How Economic and Political Factors Interact in Stratifying International Visa-Free Travel and Migratory Opportunities

Monday, 16 July 2018: 16:00
Oral Presentation

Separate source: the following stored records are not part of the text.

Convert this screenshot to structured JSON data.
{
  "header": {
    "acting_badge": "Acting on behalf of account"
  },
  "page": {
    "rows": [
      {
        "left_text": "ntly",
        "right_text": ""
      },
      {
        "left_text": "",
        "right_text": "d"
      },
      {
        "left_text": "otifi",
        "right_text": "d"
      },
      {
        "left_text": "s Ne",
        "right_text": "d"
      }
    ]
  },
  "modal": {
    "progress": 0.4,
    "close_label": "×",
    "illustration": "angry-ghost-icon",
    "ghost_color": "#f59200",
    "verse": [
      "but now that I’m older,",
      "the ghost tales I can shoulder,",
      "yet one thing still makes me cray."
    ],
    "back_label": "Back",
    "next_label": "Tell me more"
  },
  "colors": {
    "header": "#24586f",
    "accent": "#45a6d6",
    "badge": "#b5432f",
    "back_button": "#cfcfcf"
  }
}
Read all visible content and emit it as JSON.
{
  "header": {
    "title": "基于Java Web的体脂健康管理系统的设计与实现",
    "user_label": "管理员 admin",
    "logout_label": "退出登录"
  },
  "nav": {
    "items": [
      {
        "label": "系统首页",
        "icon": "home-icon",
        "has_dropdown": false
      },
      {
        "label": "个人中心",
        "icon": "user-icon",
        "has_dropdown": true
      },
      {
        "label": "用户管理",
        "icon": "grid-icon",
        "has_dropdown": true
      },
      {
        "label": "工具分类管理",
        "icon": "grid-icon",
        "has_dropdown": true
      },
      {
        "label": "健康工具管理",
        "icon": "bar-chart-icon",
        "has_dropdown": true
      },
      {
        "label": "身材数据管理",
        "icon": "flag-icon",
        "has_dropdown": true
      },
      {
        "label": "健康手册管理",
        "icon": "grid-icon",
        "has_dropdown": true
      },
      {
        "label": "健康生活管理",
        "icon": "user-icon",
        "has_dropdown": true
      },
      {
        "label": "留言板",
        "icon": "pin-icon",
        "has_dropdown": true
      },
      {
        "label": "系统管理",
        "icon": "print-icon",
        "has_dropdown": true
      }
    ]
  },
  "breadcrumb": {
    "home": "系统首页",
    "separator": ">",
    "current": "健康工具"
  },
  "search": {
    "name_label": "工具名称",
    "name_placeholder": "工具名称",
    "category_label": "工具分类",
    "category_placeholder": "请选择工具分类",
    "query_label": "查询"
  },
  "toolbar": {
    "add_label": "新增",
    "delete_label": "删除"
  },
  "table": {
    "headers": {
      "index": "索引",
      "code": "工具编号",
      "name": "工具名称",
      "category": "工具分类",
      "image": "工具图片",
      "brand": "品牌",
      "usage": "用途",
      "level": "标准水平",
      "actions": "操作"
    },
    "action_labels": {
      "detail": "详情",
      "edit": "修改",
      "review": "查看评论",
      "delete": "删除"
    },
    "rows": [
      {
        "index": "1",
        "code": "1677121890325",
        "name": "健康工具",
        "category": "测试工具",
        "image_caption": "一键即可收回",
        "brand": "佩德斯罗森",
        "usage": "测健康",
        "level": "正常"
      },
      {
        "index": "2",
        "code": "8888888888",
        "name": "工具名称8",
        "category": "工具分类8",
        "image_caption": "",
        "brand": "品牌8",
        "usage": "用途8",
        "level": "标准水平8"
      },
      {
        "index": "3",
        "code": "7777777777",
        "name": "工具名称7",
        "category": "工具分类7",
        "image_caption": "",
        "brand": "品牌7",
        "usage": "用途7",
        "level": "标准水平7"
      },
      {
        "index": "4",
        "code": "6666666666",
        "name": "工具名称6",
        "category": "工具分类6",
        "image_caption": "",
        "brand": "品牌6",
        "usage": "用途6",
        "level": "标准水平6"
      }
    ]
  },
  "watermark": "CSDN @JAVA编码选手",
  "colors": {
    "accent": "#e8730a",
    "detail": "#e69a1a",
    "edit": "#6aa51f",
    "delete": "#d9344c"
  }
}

This paper shows how different levels of economic welfare and political freedom in nation-states are associated with how many countries its nationals can visit without a visa (visa free mobility) (2). Previous research suggests that as a country increases its income per capita and political freedom, one observes a monotonic rise in visa free mobility. However, I show that the size and direction changes in visa free mobility of nationals both depend on its level of economic wealth and political freedom. (1). I use multivariate regression to analyze data on visa free mobility from Henley and Partner’s 2014 Visa Restriction Index, World Bank data on logged Gross national Income (GNI) (Purchasing Power Parity (PPP) adjusted), population, inequality, and membership in regional economic organization and Freedom House’s (2013) score of political freedom for 156 nation-states (4). When one includes a political freedom and GNI interaction term, the relationship between the level of political freedom in a country and visa free mobility is negative for countries with low levels of economic wealth and positive for those with a middle and high level of economic wealth, increasing geometrically as income further increases and revealing that among wealthy countries nationals suffer a penalty severely restricted international mobility if their governments restrain political freedom (3). A state membership in a transnational economic organization (e.g. European Union) somewhat mediates this relationship, but not entirely. This article refines the understanding of scholars about the social stratification of travel and migratory opportunity of nationals from countries with varying levels of political freedom and economic well-being (5).This interaction suggests that governments and diplomats when designing policy may want to carefully to consider economic status of a country when considering the impact of policies promoting political freedom and liberalization.